Once added to the International Space Station, Starliner will stay for about a week before returning to Earth. On the evening of December 27, the spacecraft will be separated from the International Space Station as planned and will return to Earth quickly. After separating from the International Space Station, Starliner launches the thruster and takes it out of orbit. From there, Starliner can return to the ground in just 45 minutes. The spacecraft will use a series of three parachutes to slowly land it on Earth. The landing time should take place at 5:47 a.m. EST.
When Starliner returns to Earth, Boeing will conduct a large-scale test. “Obviously, we’re going to traverse all the spacecraft and launch the vehicle data, through each system, to make sure that the spacecraft is reliable in all of its subsystem areas,” said John Mulholland, Boeing’s vice president and project manager for the Commercial Manned Program. “

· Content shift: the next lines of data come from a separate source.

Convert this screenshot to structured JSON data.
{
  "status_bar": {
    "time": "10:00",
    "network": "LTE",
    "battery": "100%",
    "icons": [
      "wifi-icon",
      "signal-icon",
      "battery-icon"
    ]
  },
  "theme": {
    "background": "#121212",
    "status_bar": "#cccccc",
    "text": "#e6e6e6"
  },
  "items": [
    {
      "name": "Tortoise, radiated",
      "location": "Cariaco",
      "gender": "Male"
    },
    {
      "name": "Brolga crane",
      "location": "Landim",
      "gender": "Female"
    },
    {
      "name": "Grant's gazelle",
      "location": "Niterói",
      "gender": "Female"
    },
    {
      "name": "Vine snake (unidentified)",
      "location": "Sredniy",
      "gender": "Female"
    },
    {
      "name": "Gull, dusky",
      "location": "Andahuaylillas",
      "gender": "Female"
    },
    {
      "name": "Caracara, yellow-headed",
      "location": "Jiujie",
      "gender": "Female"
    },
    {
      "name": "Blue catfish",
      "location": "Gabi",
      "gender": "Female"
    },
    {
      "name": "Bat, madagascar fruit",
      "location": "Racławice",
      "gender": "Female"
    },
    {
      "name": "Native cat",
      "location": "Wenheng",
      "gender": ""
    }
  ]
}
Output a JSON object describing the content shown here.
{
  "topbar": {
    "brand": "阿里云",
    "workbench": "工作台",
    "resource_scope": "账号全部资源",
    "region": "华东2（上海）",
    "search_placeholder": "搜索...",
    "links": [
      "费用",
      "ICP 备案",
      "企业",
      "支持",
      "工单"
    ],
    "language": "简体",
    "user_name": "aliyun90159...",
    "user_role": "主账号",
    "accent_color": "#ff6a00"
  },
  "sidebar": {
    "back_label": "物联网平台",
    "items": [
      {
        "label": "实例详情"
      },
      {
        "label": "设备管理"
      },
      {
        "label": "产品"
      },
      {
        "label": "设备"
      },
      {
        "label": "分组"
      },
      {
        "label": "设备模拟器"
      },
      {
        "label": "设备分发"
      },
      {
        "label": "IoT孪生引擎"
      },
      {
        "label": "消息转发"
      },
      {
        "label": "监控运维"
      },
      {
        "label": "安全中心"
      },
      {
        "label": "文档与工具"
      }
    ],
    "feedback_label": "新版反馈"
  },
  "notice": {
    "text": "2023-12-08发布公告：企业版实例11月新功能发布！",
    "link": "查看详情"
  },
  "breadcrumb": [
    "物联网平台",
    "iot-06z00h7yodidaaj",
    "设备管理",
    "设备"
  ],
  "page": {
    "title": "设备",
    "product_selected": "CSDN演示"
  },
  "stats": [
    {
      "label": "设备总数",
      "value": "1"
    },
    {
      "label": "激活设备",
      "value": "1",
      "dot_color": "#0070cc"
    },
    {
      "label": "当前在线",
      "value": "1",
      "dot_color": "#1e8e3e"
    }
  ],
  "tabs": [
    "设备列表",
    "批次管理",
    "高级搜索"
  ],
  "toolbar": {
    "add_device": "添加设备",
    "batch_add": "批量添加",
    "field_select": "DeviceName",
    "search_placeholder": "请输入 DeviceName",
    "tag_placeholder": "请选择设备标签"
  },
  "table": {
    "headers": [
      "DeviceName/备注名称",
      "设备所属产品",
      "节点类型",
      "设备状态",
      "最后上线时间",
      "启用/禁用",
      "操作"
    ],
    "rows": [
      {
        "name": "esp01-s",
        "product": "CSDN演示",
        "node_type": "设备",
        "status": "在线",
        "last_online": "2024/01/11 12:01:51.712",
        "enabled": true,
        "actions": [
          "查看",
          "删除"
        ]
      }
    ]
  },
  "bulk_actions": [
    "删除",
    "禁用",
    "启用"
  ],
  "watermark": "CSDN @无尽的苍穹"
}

After that, Boeing’s last major flight test was a major flight test: a manned flight that will carry NASA astronauts Nicole Mann and Michael Fink, as well as Boeing astronaut Christopher Ferguson. It was not immediately clear when the crew would fly.
Boeing recently completed testing of Starliner’s emergency suspension system, which is used to transport the spacecraft to safety in the event of a major problem during flight. However, after the test, only two of the three parachutes were opened, leading some to question whether there was a major failure. Boeing shrugged off the issue, and a representative for the company said Tuesday that the issue had been resolved.